Extracted data:
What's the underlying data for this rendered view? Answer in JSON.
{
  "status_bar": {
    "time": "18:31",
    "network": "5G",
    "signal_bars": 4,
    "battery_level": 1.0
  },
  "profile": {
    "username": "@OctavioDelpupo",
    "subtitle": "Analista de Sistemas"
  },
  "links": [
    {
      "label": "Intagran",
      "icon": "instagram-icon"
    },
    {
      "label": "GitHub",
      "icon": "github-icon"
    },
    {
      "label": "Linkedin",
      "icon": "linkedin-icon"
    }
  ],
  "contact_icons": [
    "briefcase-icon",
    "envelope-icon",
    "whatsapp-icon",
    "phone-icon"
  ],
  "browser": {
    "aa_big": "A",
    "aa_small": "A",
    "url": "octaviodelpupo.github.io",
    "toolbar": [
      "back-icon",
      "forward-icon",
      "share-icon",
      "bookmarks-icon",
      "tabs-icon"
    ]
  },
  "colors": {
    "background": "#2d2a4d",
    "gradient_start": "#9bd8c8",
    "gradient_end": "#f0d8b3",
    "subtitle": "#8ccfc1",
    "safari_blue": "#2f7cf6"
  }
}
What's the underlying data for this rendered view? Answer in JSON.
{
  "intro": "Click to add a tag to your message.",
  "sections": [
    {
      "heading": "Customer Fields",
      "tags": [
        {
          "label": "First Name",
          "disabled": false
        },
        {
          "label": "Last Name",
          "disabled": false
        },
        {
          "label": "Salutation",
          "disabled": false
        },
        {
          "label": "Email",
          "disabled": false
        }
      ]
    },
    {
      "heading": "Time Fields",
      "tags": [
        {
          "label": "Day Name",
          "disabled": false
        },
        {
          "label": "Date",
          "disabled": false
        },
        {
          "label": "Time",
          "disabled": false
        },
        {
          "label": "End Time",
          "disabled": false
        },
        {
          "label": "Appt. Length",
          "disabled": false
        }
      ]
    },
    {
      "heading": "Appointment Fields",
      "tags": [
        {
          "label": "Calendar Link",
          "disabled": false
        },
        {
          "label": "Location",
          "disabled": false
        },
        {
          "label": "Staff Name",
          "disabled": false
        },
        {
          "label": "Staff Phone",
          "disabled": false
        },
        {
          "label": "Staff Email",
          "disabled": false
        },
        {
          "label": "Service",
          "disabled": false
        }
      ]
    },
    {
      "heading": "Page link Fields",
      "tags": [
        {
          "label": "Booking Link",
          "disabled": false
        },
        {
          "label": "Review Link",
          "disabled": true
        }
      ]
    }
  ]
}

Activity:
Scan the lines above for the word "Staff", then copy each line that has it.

Exercise solution:
          "label": "Staff Name",
          "label": "Staff Phone",
          "label": "Staff Email",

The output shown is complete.